§ **TASK MATERIAL**
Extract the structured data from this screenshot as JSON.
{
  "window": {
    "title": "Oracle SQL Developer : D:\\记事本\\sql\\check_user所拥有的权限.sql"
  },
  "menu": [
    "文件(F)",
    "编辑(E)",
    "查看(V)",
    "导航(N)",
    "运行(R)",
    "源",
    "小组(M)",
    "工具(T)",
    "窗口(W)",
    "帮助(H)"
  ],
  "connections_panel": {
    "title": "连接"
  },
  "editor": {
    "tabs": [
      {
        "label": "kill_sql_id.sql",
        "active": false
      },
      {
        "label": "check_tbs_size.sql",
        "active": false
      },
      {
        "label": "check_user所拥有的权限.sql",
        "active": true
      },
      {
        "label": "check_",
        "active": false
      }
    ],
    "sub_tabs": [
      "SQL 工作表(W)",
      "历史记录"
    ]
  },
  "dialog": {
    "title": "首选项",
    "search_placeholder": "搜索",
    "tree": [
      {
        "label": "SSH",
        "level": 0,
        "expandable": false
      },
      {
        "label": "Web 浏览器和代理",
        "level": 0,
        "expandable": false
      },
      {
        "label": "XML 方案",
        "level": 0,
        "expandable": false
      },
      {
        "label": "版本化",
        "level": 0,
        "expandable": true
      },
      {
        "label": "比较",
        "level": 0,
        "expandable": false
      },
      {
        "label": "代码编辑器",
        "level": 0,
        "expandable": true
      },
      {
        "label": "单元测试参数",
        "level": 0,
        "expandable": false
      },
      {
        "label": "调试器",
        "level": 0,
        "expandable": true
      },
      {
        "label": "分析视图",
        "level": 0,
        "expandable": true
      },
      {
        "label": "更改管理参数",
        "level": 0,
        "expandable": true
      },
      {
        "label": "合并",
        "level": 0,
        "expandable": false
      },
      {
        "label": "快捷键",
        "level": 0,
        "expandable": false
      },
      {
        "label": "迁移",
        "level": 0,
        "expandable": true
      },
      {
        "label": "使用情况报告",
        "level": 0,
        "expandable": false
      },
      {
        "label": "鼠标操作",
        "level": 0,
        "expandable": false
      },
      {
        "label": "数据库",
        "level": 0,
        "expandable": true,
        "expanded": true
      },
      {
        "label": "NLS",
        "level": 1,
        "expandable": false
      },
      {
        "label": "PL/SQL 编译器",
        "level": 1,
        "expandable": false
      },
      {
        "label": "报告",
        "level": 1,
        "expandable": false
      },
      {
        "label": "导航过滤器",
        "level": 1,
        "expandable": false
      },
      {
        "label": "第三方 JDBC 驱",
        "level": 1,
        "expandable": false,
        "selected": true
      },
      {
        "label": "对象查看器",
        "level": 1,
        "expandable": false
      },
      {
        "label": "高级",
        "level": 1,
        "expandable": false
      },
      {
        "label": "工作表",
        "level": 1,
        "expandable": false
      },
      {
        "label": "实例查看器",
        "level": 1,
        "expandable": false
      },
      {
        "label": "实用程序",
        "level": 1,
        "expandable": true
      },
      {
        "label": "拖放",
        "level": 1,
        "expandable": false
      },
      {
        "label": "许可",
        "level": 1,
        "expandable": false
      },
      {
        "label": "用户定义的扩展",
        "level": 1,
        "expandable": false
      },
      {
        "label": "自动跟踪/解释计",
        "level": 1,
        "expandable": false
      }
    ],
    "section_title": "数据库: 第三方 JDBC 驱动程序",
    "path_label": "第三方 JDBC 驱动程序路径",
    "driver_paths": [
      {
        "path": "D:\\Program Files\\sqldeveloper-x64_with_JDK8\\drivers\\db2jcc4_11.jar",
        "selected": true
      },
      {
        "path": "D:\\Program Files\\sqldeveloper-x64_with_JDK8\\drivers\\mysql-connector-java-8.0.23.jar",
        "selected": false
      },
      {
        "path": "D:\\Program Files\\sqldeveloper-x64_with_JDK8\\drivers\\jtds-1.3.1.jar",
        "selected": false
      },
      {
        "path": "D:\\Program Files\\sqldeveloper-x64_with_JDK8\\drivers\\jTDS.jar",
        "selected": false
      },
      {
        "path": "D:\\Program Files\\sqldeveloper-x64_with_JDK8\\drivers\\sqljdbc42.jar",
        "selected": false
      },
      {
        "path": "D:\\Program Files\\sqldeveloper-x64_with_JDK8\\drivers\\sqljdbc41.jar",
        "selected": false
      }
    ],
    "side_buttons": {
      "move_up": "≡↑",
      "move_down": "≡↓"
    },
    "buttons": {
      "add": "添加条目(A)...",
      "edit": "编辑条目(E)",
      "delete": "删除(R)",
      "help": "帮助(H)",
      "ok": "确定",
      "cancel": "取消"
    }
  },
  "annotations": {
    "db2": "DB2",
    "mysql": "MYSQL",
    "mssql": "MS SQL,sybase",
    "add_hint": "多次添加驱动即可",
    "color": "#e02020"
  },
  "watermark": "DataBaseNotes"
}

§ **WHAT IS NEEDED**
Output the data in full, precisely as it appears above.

§ **RESPONSE TO THIS EXERCISE**
Extract the structured data from this screenshot as JSON.
{
  "window": {
    "title": "Oracle SQL Developer : D:\\记事本\\sql\\check_user所拥有的权限.sql"
  },
  "menu": [
    "文件(F)",
    "编辑(E)",
    "查看(V)",
    "导航(N)",
    "运行(R)",
    "源",
    "小组(M)",
    "工具(T)",
    "窗口(W)",
    "帮助(H)"
  ],
  "connections_panel": {
    "title": "连接"
  },
  "editor": {
    "tabs": [
      {
        "label": "kill_sql_id.sql",
        "active": false
      },
      {
        "label": "check_tbs_size.sql",
        "active": false
      },
      {
        "label": "check_user所拥有的权限.sql",
        "active": true
      },
      {
        "label": "check_",
        "active": false
      }
    ],
    "sub_tabs": [
      "SQL 工作表(W)",
      "历史记录"
    ]
  },
  "dialog": {
    "title": "首选项",
    "search_placeholder": "搜索",
    "tree": [
      {
        "label": "SSH",
        "level": 0,
        "expandable": false
      },
      {
        "label": "Web 浏览器和代理",
        "level": 0,
        "expandable": false
      },
      {
        "label": "XML 方案",
        "level": 0,
        "expandable": false
      },
      {
        "label": "版本化",
        "level": 0,
        "expandable": true
      },
      {
        "label": "比较",
        "level": 0,
        "expandable": false
      },
      {
        "label": "代码编辑器",
        "level": 0,
        "expandable": true
      },
      {
        "label": "单元测试参数",
        "level": 0,
        "expandable": false
      },
      {
        "label": "调试器",
        "level": 0,
        "expandable": true
      },
      {
        "label": "分析视图",
        "level": 0,
        "expandable": true
      },
      {
        "label": "更改管理参数",
        "level": 0,
        "expandable": true
      },
      {
        "label": "合并",
        "level": 0,
        "expandable": false
      },
      {
        "label": "快捷键",
        "level": 0,
        "expandable": false
      },
      {
        "label": "迁移",
        "level": 0,
        "expandable": true
      },
      {
        "label": "使用情况报告",
        "level": 0,
        "expandable": false
      },
      {
        "label": "鼠标操作",
        "level": 0,
        "expandable": false
      },
      {
        "label": "数据库",
        "level": 0,
        "expandable": true,
        "expanded": true
      },
      {
        "label": "NLS",
        "level": 1,
        "expandable": false
      },
      {
        "label": "PL/SQL 编译器",
        "level": 1,
        "expandable": false
      },
      {
        "label": "报告",
        "level": 1,
        "expandable": false
      },
      {
        "label": "导航过滤器",
        "level": 1,
        "expandable": false
      },
      {
        "label": "第三方 JDBC 驱",
        "level": 1,
        "expandable": false,
        "selected": true
      },
      {
        "label": "对象查看器",
        "level": 1,
        "expandable": false
      },
      {
        "label": "高级",
        "level": 1,
        "expandable": false
      },
      {
        "label": "工作表",
        "level": 1,
        "expandable": false
      },
      {
        "label": "实例查看器",
        "level": 1,
        "expandable": false
      },
      {
        "label": "实用程序",
        "level": 1,
        "expandable": true
      },
      {
        "label": "拖放",
        "level": 1,
        "expandable": false
      },
      {
        "label": "许可",
        "level": 1,
        "expandable": false
      },
      {
        "label": "用户定义的扩展",
        "level": 1,
        "expandable": false
      },
      {
        "label": "自动跟踪/解释计",
        "level": 1,
        "expandable": false
      }
    ],
    "section_title": "数据库: 第三方 JDBC 驱动程序",
    "path_label": "第三方 JDBC 驱动程序路径",
    "driver_paths": [
      {
        "path": "D:\\Program Files\\sqldeveloper-x64_with_JDK8\\drivers\\db2jcc4_11.jar",
        "selected": true
      },
      {
        "path": "D:\\Program Files\\sqldeveloper-x64_with_JDK8\\drivers\\mysql-connector-java-8.0.23.jar",
        "selected": false
      },
      {
        "path": "D:\\Program Files\\sqldeveloper-x64_with_JDK8\\drivers\\jtds-1.3.1.jar",
        "selected": false
      },
      {
        "path": "D:\\Program Files\\sqldeveloper-x64_with_JDK8\\drivers\\jTDS.jar",
        "selected": false
      },
      {
        "path": "D:\\Program Files\\sqldeveloper-x64_with_JDK8\\drivers\\sqljdbc42.jar",
        "selected": false
      },
      {
        "path": "D:\\Program Files\\sqldeveloper-x64_with_JDK8\\drivers\\sqljdbc41.jar",
        "selected": false
      }
    ],
    "side_buttons": {
      "move_up": "≡↑",
      "move_down": "≡↓"
    },
    "buttons": {
      "add": "添加条目(A)...",
      "edit": "编辑条目(E)",
      "delete": "删除(R)",
      "help": "帮助(H)",
      "ok": "确定",
      "cancel": "取消"
    }
  },
  "annotations": {
    "db2": "DB2",
    "mysql": "MYSQL",
    "mssql": "MS SQL,sybase",
    "add_hint": "多次添加驱动即可",
    "color": "#e02020"
  },
  "watermark": "DataBaseNotes"
}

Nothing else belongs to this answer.